• _Work instructions_
For this exercise, print all of the entries exactly as given.

• _Input material_
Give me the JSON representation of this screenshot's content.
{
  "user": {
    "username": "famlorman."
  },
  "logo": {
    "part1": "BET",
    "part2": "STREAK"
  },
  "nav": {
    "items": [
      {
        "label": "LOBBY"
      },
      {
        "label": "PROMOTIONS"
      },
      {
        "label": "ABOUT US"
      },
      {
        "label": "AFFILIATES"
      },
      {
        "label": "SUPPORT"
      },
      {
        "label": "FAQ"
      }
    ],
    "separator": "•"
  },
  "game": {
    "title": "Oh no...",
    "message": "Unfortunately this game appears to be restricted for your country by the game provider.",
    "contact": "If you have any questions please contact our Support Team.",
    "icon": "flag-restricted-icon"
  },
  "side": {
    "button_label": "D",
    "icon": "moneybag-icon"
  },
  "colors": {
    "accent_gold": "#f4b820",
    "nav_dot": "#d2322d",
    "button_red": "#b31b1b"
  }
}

• _Your solution_
Give me the JSON representation of this screenshot's content.
{
  "user": {
    "username": "famlorman."
  },
  "logo": {
    "part1": "BET",
    "part2": "STREAK"
  },
  "nav": {
    "items": [
      {
        "label": "LOBBY"
      },
      {
        "label": "PROMOTIONS"
      },
      {
        "label": "ABOUT US"
      },
      {
        "label": "AFFILIATES"
      },
      {
        "label": "SUPPORT"
      },
      {
        "label": "FAQ"
      }
    ],
    "separator": "•"
  },
  "game": {
    "title": "Oh no...",
    "message": "Unfortunately this game appears to be restricted for your country by the game provider.",
    "contact": "If you have any questions please contact our Support Team.",
    "icon": "flag-restricted-icon"
  },
  "side": {
    "button_label": "D",
    "icon": "moneybag-icon"
  },
  "colors": {
    "accent_gold": "#f4b820",
    "nav_dot": "#d2322d",
    "button_red": "#b31b1b"
  }
}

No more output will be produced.